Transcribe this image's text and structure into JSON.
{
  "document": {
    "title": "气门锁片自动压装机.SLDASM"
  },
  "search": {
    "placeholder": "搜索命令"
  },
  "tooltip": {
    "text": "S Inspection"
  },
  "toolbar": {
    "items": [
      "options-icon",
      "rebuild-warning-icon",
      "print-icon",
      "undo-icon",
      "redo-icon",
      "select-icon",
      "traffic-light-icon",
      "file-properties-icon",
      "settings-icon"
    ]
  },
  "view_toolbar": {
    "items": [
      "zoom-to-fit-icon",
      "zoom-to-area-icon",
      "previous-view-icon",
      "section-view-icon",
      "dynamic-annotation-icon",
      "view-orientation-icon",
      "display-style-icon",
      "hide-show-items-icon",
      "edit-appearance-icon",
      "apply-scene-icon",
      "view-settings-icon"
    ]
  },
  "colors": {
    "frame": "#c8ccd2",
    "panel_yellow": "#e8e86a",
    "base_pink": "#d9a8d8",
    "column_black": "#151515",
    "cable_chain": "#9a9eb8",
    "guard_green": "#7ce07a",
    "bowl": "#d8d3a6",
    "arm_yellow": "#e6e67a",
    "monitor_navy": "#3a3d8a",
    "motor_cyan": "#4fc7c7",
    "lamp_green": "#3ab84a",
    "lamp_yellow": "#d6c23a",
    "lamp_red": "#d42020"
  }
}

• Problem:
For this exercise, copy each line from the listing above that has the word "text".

• Task answer:
Transcribe this image's text and structure into JSON.
    "text": "S Inspection"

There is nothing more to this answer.